The Department of Homeland Security (DHS) stated recently that the agency will hire up to 1000 cybersecurity professionals over the next three years. This is good and bad.
Let’s start with the good. Anytime an organization realizes they have a significant a deficiency in a skill set and then commits to remedying it, I give them credit. The fact that DHS recognizes it is lacking professionals skilled in information security undoubtedly comes from the poor grades they received on their Federal Information Systems Management Act (FISMA) reports in earlier years. While last year the official score was a "B", the agency stated they felt they were closer to a "C" grade.
While FISMA isn’t really a good assessment of security in an organization, it is helping to identify some gaps. They don’t always get fixed because fixing it may or not improve their overall grade. Let’s face it; we do the things that allow us to check the box and get the passing grade.

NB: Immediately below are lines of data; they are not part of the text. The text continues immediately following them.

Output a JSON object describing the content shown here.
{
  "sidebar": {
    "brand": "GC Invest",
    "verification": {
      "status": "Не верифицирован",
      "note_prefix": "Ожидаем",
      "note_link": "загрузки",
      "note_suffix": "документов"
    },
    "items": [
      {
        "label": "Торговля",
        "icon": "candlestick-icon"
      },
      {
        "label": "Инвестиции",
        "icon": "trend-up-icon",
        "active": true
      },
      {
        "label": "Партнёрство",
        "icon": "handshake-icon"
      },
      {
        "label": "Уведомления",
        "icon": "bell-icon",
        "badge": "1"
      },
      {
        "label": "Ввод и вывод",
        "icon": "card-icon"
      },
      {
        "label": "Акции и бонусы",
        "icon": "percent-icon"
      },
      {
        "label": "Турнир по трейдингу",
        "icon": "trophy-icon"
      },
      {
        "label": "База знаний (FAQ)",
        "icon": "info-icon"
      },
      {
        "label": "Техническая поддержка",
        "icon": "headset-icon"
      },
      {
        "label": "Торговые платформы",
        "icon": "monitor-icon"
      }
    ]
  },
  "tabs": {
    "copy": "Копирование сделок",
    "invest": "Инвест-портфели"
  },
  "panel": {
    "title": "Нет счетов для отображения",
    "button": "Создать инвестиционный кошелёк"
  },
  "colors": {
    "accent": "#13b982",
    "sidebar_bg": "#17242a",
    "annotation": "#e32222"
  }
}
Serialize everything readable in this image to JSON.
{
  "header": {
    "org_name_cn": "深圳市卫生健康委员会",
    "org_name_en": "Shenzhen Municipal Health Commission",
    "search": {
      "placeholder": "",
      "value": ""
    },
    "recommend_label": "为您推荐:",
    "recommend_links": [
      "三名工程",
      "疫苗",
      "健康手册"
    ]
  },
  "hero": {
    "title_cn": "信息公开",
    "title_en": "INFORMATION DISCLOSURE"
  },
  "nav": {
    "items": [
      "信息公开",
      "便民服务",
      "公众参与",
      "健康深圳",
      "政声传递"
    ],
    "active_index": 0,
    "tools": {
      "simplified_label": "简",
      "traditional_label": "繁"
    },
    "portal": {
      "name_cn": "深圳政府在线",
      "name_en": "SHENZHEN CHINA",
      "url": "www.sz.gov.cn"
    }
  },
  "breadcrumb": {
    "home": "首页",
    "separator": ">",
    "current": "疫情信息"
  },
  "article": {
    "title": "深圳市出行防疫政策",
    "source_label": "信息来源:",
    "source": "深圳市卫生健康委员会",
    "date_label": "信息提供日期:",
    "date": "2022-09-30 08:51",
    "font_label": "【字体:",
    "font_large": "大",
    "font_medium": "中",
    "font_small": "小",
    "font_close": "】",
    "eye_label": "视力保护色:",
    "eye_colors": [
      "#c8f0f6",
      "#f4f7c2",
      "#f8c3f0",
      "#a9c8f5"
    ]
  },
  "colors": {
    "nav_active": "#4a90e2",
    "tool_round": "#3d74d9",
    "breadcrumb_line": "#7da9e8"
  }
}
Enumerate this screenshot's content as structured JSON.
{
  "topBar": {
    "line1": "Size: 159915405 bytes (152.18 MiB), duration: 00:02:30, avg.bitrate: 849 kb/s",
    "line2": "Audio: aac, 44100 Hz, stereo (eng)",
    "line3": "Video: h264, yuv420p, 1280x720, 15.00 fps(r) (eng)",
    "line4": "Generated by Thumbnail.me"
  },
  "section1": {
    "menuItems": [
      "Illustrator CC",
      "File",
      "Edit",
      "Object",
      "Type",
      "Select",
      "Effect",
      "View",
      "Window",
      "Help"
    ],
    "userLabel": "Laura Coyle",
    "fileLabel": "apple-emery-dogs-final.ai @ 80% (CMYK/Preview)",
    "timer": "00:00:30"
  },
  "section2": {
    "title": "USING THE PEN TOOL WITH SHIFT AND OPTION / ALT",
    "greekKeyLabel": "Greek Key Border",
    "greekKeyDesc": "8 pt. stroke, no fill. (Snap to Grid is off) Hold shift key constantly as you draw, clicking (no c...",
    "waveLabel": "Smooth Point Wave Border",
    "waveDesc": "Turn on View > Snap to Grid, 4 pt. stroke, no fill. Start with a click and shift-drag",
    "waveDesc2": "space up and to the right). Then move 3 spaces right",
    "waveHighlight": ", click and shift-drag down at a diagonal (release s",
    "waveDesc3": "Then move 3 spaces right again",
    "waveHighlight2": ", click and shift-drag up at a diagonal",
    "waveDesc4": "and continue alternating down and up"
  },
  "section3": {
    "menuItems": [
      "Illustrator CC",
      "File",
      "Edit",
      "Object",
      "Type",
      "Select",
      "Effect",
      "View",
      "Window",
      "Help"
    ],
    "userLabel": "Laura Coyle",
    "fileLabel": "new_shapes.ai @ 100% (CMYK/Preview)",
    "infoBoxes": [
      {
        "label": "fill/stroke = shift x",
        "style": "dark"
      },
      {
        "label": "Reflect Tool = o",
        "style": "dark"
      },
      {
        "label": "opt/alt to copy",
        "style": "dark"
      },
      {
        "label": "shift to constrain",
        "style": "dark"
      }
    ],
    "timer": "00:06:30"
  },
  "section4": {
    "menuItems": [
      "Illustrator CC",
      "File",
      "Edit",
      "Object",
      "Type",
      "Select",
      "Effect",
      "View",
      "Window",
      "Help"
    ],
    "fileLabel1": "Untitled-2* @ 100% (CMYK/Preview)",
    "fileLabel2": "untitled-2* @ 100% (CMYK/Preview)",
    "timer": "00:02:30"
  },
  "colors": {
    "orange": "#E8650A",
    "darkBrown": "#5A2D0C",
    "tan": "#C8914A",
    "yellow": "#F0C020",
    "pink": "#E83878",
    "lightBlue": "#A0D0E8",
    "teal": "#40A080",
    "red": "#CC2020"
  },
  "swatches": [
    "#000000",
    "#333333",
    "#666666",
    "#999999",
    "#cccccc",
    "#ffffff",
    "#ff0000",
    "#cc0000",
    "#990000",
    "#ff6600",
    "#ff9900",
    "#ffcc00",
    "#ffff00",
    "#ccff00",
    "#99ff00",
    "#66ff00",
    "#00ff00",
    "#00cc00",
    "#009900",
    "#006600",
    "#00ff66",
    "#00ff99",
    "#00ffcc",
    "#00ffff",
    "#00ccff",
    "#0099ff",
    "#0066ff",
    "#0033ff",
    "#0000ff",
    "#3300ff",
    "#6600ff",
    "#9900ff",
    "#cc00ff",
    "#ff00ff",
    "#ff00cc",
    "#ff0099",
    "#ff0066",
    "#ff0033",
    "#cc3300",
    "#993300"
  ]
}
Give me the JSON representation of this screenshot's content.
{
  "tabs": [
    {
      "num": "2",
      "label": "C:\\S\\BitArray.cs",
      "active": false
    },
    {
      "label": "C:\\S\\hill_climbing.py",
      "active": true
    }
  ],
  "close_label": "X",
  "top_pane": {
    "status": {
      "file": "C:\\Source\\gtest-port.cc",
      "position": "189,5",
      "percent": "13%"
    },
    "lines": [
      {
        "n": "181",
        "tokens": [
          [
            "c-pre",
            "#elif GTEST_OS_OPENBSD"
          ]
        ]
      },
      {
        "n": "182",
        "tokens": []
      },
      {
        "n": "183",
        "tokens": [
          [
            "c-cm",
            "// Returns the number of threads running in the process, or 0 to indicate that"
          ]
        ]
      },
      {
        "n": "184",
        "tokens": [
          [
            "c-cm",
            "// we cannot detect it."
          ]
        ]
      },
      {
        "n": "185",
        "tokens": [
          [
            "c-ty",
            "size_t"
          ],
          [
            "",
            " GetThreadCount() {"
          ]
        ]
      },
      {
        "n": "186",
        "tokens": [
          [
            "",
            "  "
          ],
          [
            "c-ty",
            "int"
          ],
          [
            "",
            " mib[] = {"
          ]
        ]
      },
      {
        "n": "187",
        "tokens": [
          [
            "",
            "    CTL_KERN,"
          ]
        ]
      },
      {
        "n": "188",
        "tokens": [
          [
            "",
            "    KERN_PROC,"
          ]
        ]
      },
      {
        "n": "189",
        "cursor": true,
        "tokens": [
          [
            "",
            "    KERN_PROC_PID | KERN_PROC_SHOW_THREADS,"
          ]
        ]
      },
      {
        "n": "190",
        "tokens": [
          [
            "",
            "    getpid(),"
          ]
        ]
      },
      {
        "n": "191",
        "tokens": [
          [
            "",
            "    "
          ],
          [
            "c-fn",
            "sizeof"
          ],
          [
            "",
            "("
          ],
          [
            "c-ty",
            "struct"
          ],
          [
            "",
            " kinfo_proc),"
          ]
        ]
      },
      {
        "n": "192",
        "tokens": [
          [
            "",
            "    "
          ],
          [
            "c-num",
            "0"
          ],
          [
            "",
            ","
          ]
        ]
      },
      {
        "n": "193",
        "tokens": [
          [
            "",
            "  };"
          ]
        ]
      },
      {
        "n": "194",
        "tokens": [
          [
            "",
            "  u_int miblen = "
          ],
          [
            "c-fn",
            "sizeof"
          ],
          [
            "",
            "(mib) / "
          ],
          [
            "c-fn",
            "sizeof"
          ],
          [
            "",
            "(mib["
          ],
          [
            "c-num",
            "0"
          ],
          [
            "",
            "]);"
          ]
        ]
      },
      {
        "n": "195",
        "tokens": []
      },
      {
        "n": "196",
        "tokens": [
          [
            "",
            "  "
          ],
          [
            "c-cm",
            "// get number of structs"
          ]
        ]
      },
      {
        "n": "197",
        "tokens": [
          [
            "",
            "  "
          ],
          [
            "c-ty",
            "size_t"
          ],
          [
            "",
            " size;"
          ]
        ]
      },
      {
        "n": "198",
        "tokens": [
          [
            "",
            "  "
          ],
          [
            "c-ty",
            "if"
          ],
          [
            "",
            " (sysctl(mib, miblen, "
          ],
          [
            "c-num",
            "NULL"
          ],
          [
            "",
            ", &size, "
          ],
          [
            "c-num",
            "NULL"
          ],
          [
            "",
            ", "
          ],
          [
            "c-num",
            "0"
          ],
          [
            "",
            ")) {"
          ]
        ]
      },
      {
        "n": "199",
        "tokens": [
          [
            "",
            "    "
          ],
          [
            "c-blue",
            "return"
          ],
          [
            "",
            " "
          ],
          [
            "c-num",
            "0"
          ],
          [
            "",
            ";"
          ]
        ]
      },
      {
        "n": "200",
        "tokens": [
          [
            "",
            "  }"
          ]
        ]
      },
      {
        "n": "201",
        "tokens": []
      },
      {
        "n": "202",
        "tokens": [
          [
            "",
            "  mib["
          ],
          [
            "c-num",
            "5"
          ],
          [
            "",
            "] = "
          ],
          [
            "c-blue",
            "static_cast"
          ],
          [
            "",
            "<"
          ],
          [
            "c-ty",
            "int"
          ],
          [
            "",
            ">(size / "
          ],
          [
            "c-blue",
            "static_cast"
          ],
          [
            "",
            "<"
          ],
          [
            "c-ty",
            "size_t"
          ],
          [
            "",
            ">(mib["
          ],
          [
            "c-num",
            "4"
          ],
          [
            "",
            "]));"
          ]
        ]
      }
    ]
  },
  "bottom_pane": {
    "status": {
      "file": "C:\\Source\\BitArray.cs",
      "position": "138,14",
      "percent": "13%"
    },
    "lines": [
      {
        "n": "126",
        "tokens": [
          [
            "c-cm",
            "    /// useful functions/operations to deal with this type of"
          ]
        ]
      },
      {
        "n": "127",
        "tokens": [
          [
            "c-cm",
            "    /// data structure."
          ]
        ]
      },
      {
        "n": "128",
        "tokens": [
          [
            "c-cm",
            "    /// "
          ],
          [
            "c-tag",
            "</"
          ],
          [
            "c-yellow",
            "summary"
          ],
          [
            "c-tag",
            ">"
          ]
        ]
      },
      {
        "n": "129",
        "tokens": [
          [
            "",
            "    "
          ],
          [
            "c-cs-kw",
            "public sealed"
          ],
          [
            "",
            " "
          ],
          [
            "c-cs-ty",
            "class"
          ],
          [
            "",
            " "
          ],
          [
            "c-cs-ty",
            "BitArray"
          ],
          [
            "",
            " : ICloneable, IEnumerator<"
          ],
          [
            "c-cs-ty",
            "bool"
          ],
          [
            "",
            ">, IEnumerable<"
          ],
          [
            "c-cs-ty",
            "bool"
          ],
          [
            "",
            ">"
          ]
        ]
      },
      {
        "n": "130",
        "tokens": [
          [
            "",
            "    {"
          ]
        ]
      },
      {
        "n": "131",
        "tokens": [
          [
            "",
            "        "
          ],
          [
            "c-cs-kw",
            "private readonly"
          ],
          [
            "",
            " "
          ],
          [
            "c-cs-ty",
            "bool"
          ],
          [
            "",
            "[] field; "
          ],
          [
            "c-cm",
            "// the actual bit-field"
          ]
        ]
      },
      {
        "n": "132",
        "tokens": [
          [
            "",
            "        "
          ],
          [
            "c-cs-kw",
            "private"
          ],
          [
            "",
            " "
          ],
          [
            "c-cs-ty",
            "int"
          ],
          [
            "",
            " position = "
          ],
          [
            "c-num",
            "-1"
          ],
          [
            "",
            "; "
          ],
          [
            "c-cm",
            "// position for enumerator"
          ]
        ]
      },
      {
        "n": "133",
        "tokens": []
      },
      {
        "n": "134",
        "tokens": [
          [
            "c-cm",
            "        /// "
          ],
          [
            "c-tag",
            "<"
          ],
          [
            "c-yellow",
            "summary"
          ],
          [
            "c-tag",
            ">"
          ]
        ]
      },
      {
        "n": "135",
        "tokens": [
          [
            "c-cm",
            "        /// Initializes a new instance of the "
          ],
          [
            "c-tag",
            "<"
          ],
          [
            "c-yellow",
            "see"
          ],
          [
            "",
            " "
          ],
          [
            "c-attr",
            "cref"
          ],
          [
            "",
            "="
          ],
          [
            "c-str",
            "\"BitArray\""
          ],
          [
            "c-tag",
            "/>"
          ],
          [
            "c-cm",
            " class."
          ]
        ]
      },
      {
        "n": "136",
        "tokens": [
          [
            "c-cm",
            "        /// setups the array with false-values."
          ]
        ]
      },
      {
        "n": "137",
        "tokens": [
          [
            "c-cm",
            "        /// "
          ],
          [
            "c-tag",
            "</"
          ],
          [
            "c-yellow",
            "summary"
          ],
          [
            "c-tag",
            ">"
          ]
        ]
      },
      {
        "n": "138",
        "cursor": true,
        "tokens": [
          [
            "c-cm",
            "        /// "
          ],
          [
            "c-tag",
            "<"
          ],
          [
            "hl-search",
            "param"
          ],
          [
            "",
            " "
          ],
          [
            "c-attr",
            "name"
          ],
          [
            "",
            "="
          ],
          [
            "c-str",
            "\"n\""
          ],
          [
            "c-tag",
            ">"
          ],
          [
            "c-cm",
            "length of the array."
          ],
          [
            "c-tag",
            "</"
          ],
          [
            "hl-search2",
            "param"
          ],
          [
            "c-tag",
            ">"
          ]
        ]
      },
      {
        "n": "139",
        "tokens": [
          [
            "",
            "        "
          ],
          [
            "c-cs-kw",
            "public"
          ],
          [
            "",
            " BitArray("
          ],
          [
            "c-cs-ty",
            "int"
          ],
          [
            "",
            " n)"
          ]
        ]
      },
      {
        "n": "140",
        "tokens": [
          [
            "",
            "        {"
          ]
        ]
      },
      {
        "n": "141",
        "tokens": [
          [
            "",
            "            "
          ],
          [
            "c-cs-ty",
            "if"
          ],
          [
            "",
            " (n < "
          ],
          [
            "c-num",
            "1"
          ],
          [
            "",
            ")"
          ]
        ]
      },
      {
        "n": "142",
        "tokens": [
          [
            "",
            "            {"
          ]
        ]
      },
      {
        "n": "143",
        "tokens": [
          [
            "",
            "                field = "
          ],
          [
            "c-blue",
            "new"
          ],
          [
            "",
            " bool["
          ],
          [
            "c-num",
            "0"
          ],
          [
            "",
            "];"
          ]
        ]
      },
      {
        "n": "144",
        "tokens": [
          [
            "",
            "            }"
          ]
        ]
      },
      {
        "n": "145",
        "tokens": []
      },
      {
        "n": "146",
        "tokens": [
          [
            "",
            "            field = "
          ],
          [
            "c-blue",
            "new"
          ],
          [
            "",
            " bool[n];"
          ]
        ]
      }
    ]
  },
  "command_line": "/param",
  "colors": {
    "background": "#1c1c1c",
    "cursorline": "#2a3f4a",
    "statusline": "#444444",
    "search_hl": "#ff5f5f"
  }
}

So while the idea of hiring more security professionals sounds good, I have to wonder what roles those positions will play in effecting significant change in the organization. Will these roles be just added worker bees that identify gap after gap, only to have it de-prioritized by management? Or will these people actually be given responsibility AND authority to bring about change? Will they sit in key management positions or individual contributor roles? If so, I think this could be a great boost for the organization. If all they do is increase the bureaucracy by generating more reports and intelligence which is never acted on then they have failed.
I wish them all the best but history is not on their side.